$ npm exec --package=foo -- bar --bar-argument
# ~ or ~
$ npx --package=foo bar --bar-argument

Run an arbitrary shell script, in the context of the current project:

$ npm x -c 'eslint && say "hooray, lint passed"'
$ npx -c 'eslint && say "hooray, lint passed"'

Workspaces support

You may use the workspace or workspaces configs in order to run an arbitrary command from an npm package (either one installed locally, or fetched remotely) in the context of the specified workspaces. If no positional argument or --call option is provided, it will open an interactive subshell in the context of each of these configured workspaces one at a time.

Given a project with configured workspaces, e.g:

.
+-- package.json
`-- packages
+-- a
| `-- package.json
+-- b
| `-- package.json
`-- c
`-- package.json

Assuming the workspace configuration is properly set up at the root level package.json file. e.g:

{
"workspaces": [ "./packages/*" ]
}

You can execute an arbitrary command from a package in the context of each of the configured workspaces when using the workspaces configuration options, in this example we're using eslint to lint any js file found within each workspace folder:

npm exec --ws -- eslint ./*.js

Filtering workspaces

It's also possible to execute a command in a single workspace using the workspace config along with a name or directory path:

npm exec --workspace=a -- eslint ./*.js

The workspace config can also be specified multiple times in order to run a specific script in the context of multiple workspaces. When defining values for the workspace config in the command line, it also possible to use -w as a shorthand, e.g:

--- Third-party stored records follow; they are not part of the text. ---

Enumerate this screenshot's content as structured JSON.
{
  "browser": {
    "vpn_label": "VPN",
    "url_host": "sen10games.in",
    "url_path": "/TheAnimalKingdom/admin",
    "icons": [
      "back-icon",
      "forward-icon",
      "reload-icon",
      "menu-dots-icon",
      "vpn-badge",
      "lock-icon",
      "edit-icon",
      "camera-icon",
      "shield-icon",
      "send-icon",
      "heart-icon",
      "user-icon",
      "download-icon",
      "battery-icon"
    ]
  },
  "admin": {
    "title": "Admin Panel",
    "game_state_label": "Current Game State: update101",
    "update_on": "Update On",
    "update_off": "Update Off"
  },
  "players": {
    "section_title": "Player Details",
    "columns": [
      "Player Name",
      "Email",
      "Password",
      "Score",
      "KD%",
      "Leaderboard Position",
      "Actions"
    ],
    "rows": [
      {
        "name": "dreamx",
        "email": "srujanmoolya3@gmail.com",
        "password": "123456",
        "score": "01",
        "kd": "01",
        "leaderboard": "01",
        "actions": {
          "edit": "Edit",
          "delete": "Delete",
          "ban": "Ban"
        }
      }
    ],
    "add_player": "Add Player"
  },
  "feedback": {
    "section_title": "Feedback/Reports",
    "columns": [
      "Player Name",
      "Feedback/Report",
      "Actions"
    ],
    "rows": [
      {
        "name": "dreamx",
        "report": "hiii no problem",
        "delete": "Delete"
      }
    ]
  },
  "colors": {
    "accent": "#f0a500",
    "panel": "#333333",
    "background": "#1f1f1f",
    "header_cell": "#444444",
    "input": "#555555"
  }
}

npm exec -w a -w b -- eslint ./*.js

This last command will run the eslint command in both ./packages/a and ./packages/b folders.

Compatibility with Older npx Versions

The npx binary was rewritten in npm v7.0.0, and the standalone npx package deprecated at that time. npx uses the npm exec command instead of a separate argument parser and install process, with some affordances to maintain backwards compatibility with the arguments it accepted in previous versions.

This resulted in some shifts in its functionality:

  • Any npm config value may be provided.
  • To prevent security and user-experience problems from mistyping package names, npx prompts before installing anything. Suppress this prompt with the -y or --yes option.
  • The --no-install option is deprecated, and will be converted to --no.
  • Shell fallback functionality is removed, as it is not advisable.
  • The -p argument is a shorthand for --parseable in npm, but shorthand for --package in npx. This is maintained, but only for the npx executable.
  • The --ignore-existing option is removed. Locally installed bins are always present in the executed process PATH.
  • The --npm option is removed. npx will always use the npm it ships with.
  • The --node-arg and -n options are removed.
  • The --always-spawn option is redundant, and thus removed.
  • The --shell option is replaced with --script-shell, but maintained in the npx executable for backwards compatibility.

A note on caching

The npm cli utilizes its internal package cache when using the package name specified. You can use the following to change how and when the cli uses this cache. See npm cache for more on how the cache works.

prefer-online

Forces staleness checks for packages, making the cli look for updates immediately even if the package is already in the cache.

prefer-offline

Bypasses staleness checks for packages. Missing data will still be requested from the server. To force full offline mode, use offline.

offline

Forces full offline mode. Any packages not locally cached will result in an error.

workspace

  • Default:
  • Type: String (can be set multiple times)

Enable running a command in the context of the configured workspaces of the current project while filtering by running only the workspaces defined by this configuration option.

Valid values for the workspace config are either:

  • Workspace names
  • Path to a workspace directory
  • Path to a parent workspace directory (will result to selecting all of the nested workspaces)

This value is not exported to the environment for child processes.

workspaces

  • Alias: --ws
  • Type: Boolean
  • Default: false

Run scripts in the context of all configured workspaces for the current project.

See Also